• PROMPT: What this exercise requires is a verbatim reproduction of the data below.

[RECORDS FOR THIS EXERCISE Boundary: Start]

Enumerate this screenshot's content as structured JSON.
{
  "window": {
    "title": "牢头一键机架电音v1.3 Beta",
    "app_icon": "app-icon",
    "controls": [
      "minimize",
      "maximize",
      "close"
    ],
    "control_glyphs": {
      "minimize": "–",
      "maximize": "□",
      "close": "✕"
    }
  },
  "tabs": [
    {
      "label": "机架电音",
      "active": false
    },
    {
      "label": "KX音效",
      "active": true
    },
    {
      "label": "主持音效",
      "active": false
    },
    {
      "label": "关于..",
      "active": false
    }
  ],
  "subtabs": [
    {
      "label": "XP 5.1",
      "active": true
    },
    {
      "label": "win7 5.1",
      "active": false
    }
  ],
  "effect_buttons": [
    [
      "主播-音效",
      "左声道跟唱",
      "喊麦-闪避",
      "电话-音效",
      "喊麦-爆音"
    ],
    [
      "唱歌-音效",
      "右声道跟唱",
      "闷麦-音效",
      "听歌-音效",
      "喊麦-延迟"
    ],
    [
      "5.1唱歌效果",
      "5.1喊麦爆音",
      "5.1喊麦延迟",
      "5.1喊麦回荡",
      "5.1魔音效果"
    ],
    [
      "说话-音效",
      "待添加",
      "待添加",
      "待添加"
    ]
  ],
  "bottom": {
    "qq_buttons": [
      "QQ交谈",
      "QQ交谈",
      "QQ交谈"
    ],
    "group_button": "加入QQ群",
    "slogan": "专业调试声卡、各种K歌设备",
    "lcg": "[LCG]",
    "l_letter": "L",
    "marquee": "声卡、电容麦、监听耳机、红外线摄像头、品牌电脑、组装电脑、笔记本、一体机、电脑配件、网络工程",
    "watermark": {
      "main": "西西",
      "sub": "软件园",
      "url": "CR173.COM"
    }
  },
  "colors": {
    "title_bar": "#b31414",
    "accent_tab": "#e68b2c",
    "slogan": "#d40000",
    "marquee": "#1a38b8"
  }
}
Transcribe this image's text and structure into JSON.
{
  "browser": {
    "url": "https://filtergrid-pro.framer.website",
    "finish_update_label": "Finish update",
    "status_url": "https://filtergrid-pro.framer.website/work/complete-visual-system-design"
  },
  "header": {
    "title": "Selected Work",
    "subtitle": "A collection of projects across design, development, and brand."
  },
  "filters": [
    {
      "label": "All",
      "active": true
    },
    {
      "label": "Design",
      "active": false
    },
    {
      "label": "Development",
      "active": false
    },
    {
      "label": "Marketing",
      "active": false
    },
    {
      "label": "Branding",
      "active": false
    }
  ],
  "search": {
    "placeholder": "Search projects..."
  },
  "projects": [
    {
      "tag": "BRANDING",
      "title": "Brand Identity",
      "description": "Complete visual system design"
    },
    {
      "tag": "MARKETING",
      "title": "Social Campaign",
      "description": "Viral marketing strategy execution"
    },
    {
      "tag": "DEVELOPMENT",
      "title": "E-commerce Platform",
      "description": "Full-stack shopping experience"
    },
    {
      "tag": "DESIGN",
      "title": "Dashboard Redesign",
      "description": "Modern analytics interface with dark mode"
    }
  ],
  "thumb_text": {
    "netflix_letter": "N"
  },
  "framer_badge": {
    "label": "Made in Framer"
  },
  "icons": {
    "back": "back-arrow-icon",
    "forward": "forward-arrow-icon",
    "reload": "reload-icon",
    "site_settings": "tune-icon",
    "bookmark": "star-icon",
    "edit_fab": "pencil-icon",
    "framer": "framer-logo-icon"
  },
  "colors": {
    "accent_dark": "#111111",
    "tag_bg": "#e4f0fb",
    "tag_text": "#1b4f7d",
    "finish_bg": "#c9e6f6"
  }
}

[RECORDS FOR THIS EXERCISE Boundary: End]

• RESPONSE AREA:
Enumerate this screenshot's content as structured JSON.
{
  "window": {
    "title": "牢头一键机架电音v1.3 Beta",
    "app_icon": "app-icon",
    "controls": [
      "minimize",
      "maximize",
      "close"
    ],
    "control_glyphs": {
      "minimize": "–",
      "maximize": "□",
      "close": "✕"
    }
  },
  "tabs": [
    {
      "label": "机架电音",
      "active": false
    },
    {
      "label": "KX音效",
      "active": true
    },
    {
      "label": "主持音效",
      "active": false
    },
    {
      "label": "关于..",
      "active": false
    }
  ],
  "subtabs": [
    {
      "label": "XP 5.1",
      "active": true
    },
    {
      "label": "win7 5.1",
      "active": false
    }
  ],
  "effect_buttons": [
    [
      "主播-音效",
      "左声道跟唱",
      "喊麦-闪避",
      "电话-音效",
      "喊麦-爆音"
    ],
    [
      "唱歌-音效",
      "右声道跟唱",
      "闷麦-音效",
      "听歌-音效",
      "喊麦-延迟"
    ],
    [
      "5.1唱歌效果",
      "5.1喊麦爆音",
      "5.1喊麦延迟",
      "5.1喊麦回荡",
      "5.1魔音效果"
    ],
    [
      "说话-音效",
      "待添加",
      "待添加",
      "待添加"
    ]
  ],
  "bottom": {
    "qq_buttons": [
      "QQ交谈",
      "QQ交谈",
      "QQ交谈"
    ],
    "group_button": "加入QQ群",
    "slogan": "专业调试声卡、各种K歌设备",
    "lcg": "[LCG]",
    "l_letter": "L",
    "marquee": "声卡、电容麦、监听耳机、红外线摄像头、品牌电脑、组装电脑、笔记本、一体机、电脑配件、网络工程",
    "watermark": {
      "main": "西西",
      "sub": "软件园",
      "url": "CR173.COM"
    }
  },
  "colors": {
    "title_bar": "#b31414",
    "accent_tab": "#e68b2c",
    "slogan": "#d40000",
    "marquee": "#1a38b8"
  }
}
Transcribe this image's text and structure into JSON.
{
  "browser": {
    "url": "https://filtergrid-pro.framer.website",
    "finish_update_label": "Finish update",
    "status_url": "https://filtergrid-pro.framer.website/work/complete-visual-system-design"
  },
  "header": {
    "title": "Selected Work",
    "subtitle": "A collection of projects across design, development, and brand."
  },
  "filters": [
    {
      "label": "All",
      "active": true
    },
    {
      "label": "Design",
      "active": false
    },
    {
      "label": "Development",
      "active": false
    },
    {
      "label": "Marketing",
      "active": false
    },
    {
      "label": "Branding",
      "active": false
    }
  ],
  "search": {
    "placeholder": "Search projects..."
  },
  "projects": [
    {
      "tag": "BRANDING",
      "title": "Brand Identity",
      "description": "Complete visual system design"
    },
    {
      "tag": "MARKETING",
      "title": "Social Campaign",
      "description": "Viral marketing strategy execution"
    },
    {
      "tag": "DEVELOPMENT",
      "title": "E-commerce Platform",
      "description": "Full-stack shopping experience"
    },
    {
      "tag": "DESIGN",
      "title": "Dashboard Redesign",
      "description": "Modern analytics interface with dark mode"
    }
  ],
  "thumb_text": {
    "netflix_letter": "N"
  },
  "framer_badge": {
    "label": "Made in Framer"
  },
  "icons": {
    "back": "back-arrow-icon",
    "forward": "forward-arrow-icon",
    "reload": "reload-icon",
    "site_settings": "tune-icon",
    "bookmark": "star-icon",
    "edit_fab": "pencil-icon",
    "framer": "framer-logo-icon"
  },
  "colors": {
    "accent_dark": "#111111",
    "tag_bg": "#e4f0fb",
    "tag_text": "#1b4f7d",
    "finish_bg": "#c9e6f6"
  }
}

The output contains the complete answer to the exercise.